After a few minutes squabbling in the bar, his team took the field and were politely applauded with some limp-wristed claps. Sir Harry grouped most of his players near or around the wicket to take any catches and to prevent the ball being hit across the green and the batsmen scoring runs. Some of the others were positioned halfway between the pitch and the boundary. Griffey was to bowl the first ball of the day to Loathbery the younger.
Against his better judgement, Charlie Spark had decided to let Griffey redeem himself after the Blunderwood fiasco. On the first few balls of the over, the wheelman surprised them by studying the pitch then hurling himself at the batsman with a series of medium pace deliveries. Before long, Piers Loathbery hit a glancing shot and the batsmen scored one run to change ends.
At the wicket stood Simon the Cad, waving pompously to his wife in the crowd. He was bare-headed and refused to wear a padded helmet, claiming that they were only for girls.
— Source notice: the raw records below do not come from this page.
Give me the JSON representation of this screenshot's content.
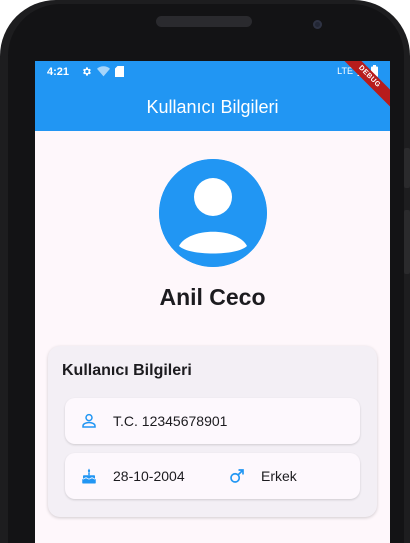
{
  "status_bar": {
    "time": "4:21",
    "network": "LTE",
    "icons": [
      "gear-icon",
      "wifi-icon",
      "sim-card-icon",
      "signal-icon",
      "battery-icon"
    ]
  },
  "app_bar": {
    "title": "Kullanıcı Bilgileri",
    "debug_banner": "DEBUG",
    "color": "#2196f3"
  },
  "profile": {
    "name": "Anil Ceco",
    "avatar_icon": "account-circle-icon"
  },
  "info_card": {
    "title": "Kullanıcı Bilgileri",
    "tc": "T.C. 12345678901",
    "birth_date": "28-10-2004",
    "gender": "Erkek"
  },
  "colors": {
    "accent": "#2196f3",
    "background": "#fef7fb",
    "card": "#f3eff5"
  }
}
Then Griffey began rocketing some medium pace deliveries at the wicket until one of them bounced directly off the Cad's foot and cracked him sharply on the nose which produced a bellowing roar.
"Good heavens, is he alright ?" said Sir Harry with mock concern, from his position at the end of the pitch as Cadwaller flung his bat aside and started to run madly around the field, his batting pads scooping out at the knees while holding his damaged proboscis, all the time howling threats and oaths of the crudest kind which seemed in character to those who knew him.
"Listen, old boy, can you hold it down ? There are ladies present," said Sir Harry, this time genuinely offended.
Charlie Spark - Villain Extraordinaire by J M S Macfarlane / Humor / Thrillers & Crime have rating 2.4 out of 5 / Based on39 votes